# TASK TO COMPLETE
Below are the lines to check; count those holding the string "label" and give only the number.

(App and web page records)
::::::

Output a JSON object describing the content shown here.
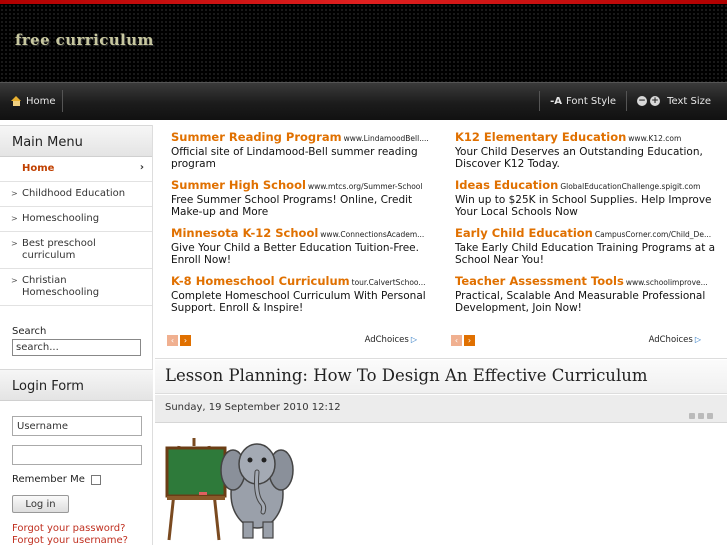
{
  "site": {
    "title": "free curriculum"
  },
  "nav": {
    "home": "Home",
    "font_style": "Font Style",
    "text_size": "Text Size",
    "font_style_glyph": "A",
    "minus_glyph": "−",
    "plus_glyph": "+"
  },
  "main_menu": {
    "title": "Main Menu",
    "items": [
      {
        "label": "Home"
      },
      {
        "label": "Childhood Education"
      },
      {
        "label": "Homeschooling"
      },
      {
        "label": "Best preschool curriculum"
      },
      {
        "label": "Christian Homeschooling"
      }
    ]
  },
  "search": {
    "label": "Search",
    "value": "search..."
  },
  "login": {
    "title": "Login Form",
    "username_value": "Username",
    "password_value": "",
    "remember": "Remember Me",
    "button": "Log in",
    "forgot_password": "Forgot your password?",
    "forgot_username": "Forgot your username?"
  },
  "ads": {
    "left": [
      {
        "title": "Summer Reading Program",
        "url": "www.LindamoodBell....",
        "desc": "Official site of Lindamood-Bell summer reading program"
      },
      {
        "title": "Summer High School",
        "url": "www.mtcs.org/Summer-School",
        "desc": "Free Summer School Programs! Online, Credit Make-up and More"
      },
      {
        "title": "Minnesota K-12 School",
        "url": "www.ConnectionsAcadem...",
        "desc": "Give Your Child a Better Education Tuition-Free. Enroll Now!"
      },
      {
        "title": "K-8 Homeschool Curriculum",
        "url": "tour.CalvertSchoo...",
        "desc": "Complete Homeschool Curriculum With Personal Support. Enroll & Inspire!"
      }
    ],
    "right": [
      {
        "title": "K12 Elementary Education",
        "url": "www.K12.com",
        "desc": "Your Child Deserves an Outstanding Education, Discover K12 Today."
      },
      {
        "title": "Ideas Education",
        "url": "GlobalEducationChallenge.spigit.com",
        "desc": "Win up to $25K in School Supplies. Help Improve Your Local Schools Now"
      },
      {
        "title": "Early Child Education",
        "url": "CampusCorner.com/Child_De...",
        "desc": "Take Early Child Education Training Programs at a School Near You!"
      },
      {
        "title": "Teacher Assessment Tools",
        "url": "www.schoolimprove...",
        "desc": "Practical, Scalable And Measurable Professional Development, Join Now!"
      }
    ],
    "adchoices": "AdChoices",
    "prev_glyph": "‹",
    "next_glyph": "›"
  },
  "article": {
    "title": "Lesson Planning: How To Design An Effective Curriculum",
    "date": "Sunday, 19 September 2010 12:12"
  },
  "colors": {
    "accent": "#e07000",
    "link": "#c03020"
  }
}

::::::

# RESULT OF THE TASK
6